■ Activity: Among the entries that follow, find every line with the word "replies" and copy it.

■ Dataset content:
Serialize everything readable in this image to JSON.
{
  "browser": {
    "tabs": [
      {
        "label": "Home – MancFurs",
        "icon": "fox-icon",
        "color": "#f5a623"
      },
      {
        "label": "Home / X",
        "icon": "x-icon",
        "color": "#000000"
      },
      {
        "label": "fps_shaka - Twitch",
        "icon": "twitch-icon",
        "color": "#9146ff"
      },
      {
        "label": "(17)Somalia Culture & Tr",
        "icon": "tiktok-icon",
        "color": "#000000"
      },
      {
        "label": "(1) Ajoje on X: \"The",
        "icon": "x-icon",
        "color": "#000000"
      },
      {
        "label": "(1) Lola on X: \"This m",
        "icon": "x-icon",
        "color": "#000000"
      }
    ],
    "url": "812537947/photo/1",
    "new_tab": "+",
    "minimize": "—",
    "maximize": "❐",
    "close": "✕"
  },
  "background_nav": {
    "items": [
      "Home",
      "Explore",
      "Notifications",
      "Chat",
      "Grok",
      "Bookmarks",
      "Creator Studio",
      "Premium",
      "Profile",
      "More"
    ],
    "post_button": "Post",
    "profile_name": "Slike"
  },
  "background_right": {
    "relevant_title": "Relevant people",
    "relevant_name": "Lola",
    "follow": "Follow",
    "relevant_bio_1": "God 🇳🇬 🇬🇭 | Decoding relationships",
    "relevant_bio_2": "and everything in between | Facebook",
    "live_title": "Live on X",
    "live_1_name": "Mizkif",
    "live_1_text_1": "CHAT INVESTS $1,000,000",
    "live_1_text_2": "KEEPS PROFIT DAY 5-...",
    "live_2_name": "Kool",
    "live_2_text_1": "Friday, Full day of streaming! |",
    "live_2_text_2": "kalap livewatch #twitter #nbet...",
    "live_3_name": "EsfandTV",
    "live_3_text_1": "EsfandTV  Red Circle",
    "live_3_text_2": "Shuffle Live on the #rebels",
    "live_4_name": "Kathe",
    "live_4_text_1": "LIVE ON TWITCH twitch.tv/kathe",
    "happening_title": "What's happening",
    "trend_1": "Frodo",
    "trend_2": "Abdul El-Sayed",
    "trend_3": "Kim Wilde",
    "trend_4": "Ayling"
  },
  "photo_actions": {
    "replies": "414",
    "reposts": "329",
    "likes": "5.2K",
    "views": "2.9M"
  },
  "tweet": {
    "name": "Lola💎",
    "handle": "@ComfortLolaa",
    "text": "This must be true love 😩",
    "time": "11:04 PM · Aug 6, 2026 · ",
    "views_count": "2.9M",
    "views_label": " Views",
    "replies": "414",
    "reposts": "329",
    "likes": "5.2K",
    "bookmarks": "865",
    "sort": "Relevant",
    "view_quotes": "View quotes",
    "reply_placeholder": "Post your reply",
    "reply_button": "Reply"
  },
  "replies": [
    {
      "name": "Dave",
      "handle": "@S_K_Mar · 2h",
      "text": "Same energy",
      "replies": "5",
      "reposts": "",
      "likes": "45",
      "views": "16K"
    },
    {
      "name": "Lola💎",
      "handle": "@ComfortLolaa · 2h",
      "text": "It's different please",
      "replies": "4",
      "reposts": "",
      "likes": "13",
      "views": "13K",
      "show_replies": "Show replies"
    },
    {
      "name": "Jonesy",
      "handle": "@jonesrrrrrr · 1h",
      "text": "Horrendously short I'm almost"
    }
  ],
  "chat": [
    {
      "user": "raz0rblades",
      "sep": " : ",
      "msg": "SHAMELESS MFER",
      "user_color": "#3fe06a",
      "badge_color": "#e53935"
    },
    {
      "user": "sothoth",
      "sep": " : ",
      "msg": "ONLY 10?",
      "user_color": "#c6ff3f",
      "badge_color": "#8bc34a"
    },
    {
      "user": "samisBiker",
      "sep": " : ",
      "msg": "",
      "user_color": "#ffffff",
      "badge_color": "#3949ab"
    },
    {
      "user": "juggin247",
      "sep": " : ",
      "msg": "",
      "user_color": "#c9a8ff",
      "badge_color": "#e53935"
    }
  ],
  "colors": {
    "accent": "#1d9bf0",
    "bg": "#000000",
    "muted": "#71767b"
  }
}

■ Task solution:
    "replies": "414",
    "replies": "414",
  "replies": [
      "replies": "5",
      "replies": "4",
      "show_replies": "Show replies"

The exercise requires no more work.